Conference-debate: "Industry and waste: toward the circular economy"

Tuesday, November 23, 10am-12pm CET - Face-to-face and online conference

The transition to a circular economy has become a necessity. Faced with the limits of the linear production and consumption model, how can we encourage the development of more circular and frugal practices at all levels? To answer this question, the Veolia Institute organized a conference on November 23rd to mark the release of the new issue of its review on: "Industry and waste: toward the circular economy". 



After an introduction by Nicolas Renard, Executive Director of the Veolia Institute, Valérie Guillard, Professor of Marketing at the University of Paris Dauphine, focused on consumer behavior and the issue of sufficiency, which questions the need to purchase, upstream of the circular economy. 

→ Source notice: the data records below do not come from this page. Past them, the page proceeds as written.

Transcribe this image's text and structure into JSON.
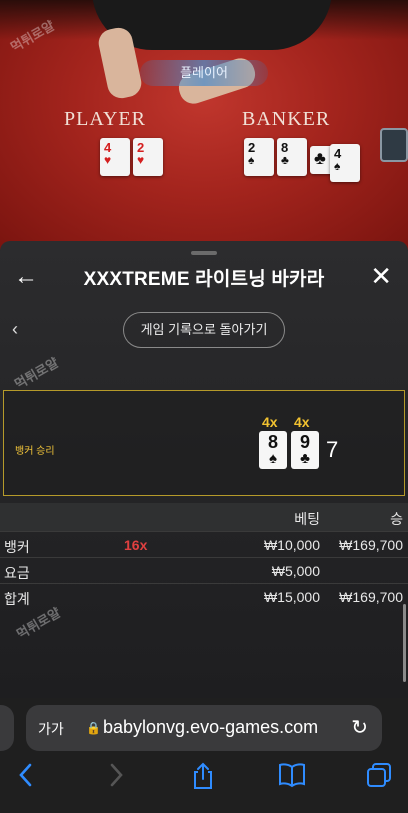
{
  "video": {
    "player_pill": "플레이어",
    "player_label": "PLAYER",
    "banker_label": "BANKER",
    "watermark": "먹튀로얄",
    "player_cards": [
      {
        "rank": "4",
        "suit": "♥",
        "color": "red"
      },
      {
        "rank": "2",
        "suit": "♥",
        "color": "red"
      }
    ],
    "banker_cards": [
      {
        "rank": "2",
        "suit": "♠",
        "color": "black"
      },
      {
        "rank": "8",
        "suit": "♣",
        "color": "black"
      },
      {
        "rank": "",
        "suit": "♣",
        "color": "black"
      },
      {
        "rank": "4",
        "suit": "♠",
        "color": "black"
      }
    ]
  },
  "sheet": {
    "back_icon": "←",
    "close_icon": "✕",
    "title": "XXXTREME 라이트닝 바카라",
    "chevron": "‹",
    "history_button": "게임 기록으로 돌아가기",
    "result": {
      "label": "뱅커 승리",
      "multipliers": [
        "4x",
        "4x"
      ],
      "cards": [
        {
          "rank": "8",
          "suit": "♠"
        },
        {
          "rank": "9",
          "suit": "♣"
        }
      ],
      "total": "7"
    },
    "table": {
      "headers": {
        "bet": "베팅",
        "win": "승"
      },
      "rows": [
        {
          "label": "뱅커",
          "multiplier": "16x",
          "bet": "₩10,000",
          "win": "₩169,700"
        },
        {
          "label": "요금",
          "multiplier": "",
          "bet": "₩5,000",
          "win": ""
        },
        {
          "label": "합계",
          "multiplier": "",
          "bet": "₩15,000",
          "win": "₩169,700"
        }
      ]
    }
  },
  "browser": {
    "text_size": "가가",
    "lock_icon": "🔒",
    "url": "babylonvg.evo-games.com",
    "reload_icon": "↻",
    "accent": "#2f8cff"
  }
}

Ronan Groussier, Head of Public Affairs at the NGO Halte à l'Obsolescence Programmée-HOP, presented the work of his organization to inform consumers, influence public decisions and help companies extend their products' lifespan and enhance repairability.

Jean-Paul Raillard, president of the ENVIE federation, recalled the potential for local job creation in the circular economy, particularly in the field of repair. The Envie network employs 2,800 people, two-thirds of whom are on social integration schemes, for the repair of WEEE, in particular large household appliances, and medical equipment (e.g. wheelchairs).

Cédric L'Elchat, Managing Director of Veolia subsidiary SARP Industries, recalled the challenges in terms of public health, climate, environmental protection and strategic resources of the development of electric vehicles. He explained why the recycling of electric vehicle batteries is a solution for the future.

The speakers' presentations were followed by a debate, moderated by Franck Aggeri, Professor of Management at the Scientific Management Center of Mines ParisTech and coordinator of the latest issue of the Veolia Institute  Review "Industry and waste: toward the circular economy".

The conference in pictures